You can get vitamin D through food or sun exposure. The skin absorbs the sunlight and sends vitamin D receptors to receptors in the blood and kidneys. They stimulate the parathyroid hormone which stimulates the release of serum calcium. Hence the connection between ensuring adequate levels of vitamin D to produce calcium.
The problem with relying exclusively on sunlight is that in some cultures that is not easy to find! We don’t often get the required exposure to absorb the amounts we need. Vitamin D is prevalent in fatty fish (salmon, mackerel) and eggs. However, it is usually a vitamin I recommend to supplement with due to its relationship to calcium, particularly essential to the aging population and women at risk of osteopenia.

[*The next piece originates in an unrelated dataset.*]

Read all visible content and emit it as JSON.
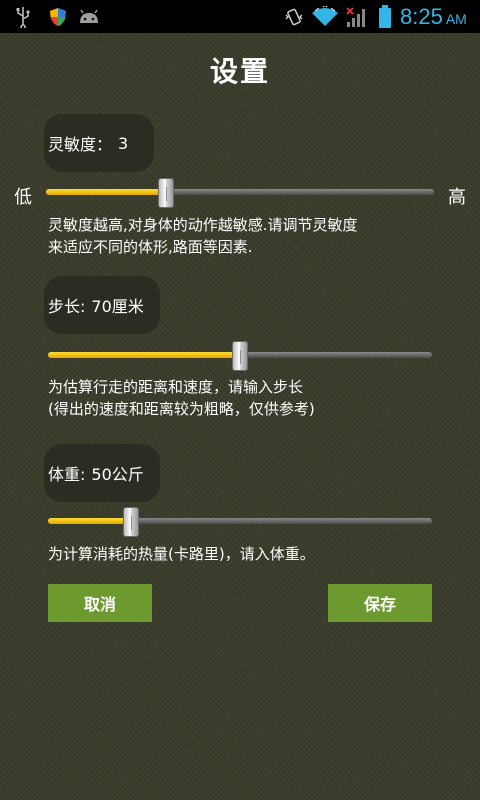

The magic supplement to enhance energy! Vitamin B shots will supercharge you temporarily and it is for good reason. However, a constant steady flow will provide enhanced energetic processes for the long haul. They enhance energy by binding to proteins in the body and converting them into glucosyl units to be used for glycolysis. *Read vitamin B can covert protein to a substrate that is easy for the body to produce energy. They also pump hydrogens through the electron transport chain to enhance energy. *Read they make producing energy easier by suppling the processes that do so with an accelerated rate.
The controversy behind a lack of vitamin B in a vegetarian diet stems from the fact that animal protein is the only way to get this vitamin in a bioavailable form. This means that when you ingest it, the body can use it. That is not to say you can’t get vitamin B as a vegetarian, just that there has to be a greater focus on obtaining it. Plants that were exposed to vitamin B12 by producing bacteria containing substances (soil) or fortified with B12 can provide that. Chlorella and nori are two great examples for vegetarians to include in their diet.

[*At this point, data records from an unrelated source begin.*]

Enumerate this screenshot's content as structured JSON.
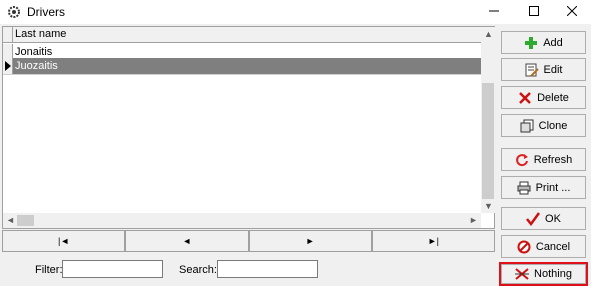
{
  "window": {
    "title": "Drivers"
  },
  "grid": {
    "column_header": "Last name",
    "rows": [
      {
        "last_name": "Jonaitis",
        "selected": false
      },
      {
        "last_name": "Juozaitis",
        "selected": true
      }
    ]
  },
  "navigator": {
    "buttons": [
      {
        "name": "first",
        "glyph": "|◄"
      },
      {
        "name": "prior",
        "glyph": "◄"
      },
      {
        "name": "next",
        "glyph": "►"
      },
      {
        "name": "last",
        "glyph": "►|"
      }
    ]
  },
  "filter": {
    "label": "Filter:",
    "value": ""
  },
  "search": {
    "label": "Search:",
    "value": ""
  },
  "actions": {
    "add": "Add",
    "edit": "Edit",
    "delete": "Delete",
    "clone": "Clone",
    "refresh": "Refresh",
    "print": "Print ...",
    "ok": "OK",
    "cancel": "Cancel",
    "nothing": "Nothing"
  },
  "colors": {
    "selection": "#7f7f7f",
    "highlight_border": "#e0101a",
    "add_icon": "#2eaa2e",
    "delete_icon": "#cc1111",
    "refresh_icon": "#dd2222",
    "ok_icon": "#cc1111"
  }
}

For meat eaters obtaining vitamin B in a readily available form is much easier: dairy products, liver, meat, shellfish and fish are all great sources. However, each product varies in percentage of bioavailable vitamin B: 24-36% in eggs and in 25-47% in trout.
In the long list of healthy practices, ensuring levels of calcium, sodium, vitamin c, e, d and b are essential for enhancing basic efficiency for the body. *Read: less stressed, more energy and decreased aging skin. There are great ways to get these through foods, but these are a few vitamins that should likely be supplemented with, especially with the decreased quality of foods these days. Always have blood work done to ensure your levels if there are any chronic conditions. Taking too many vitamins is not necessarily harmful, but you will be peeing money down the toilet!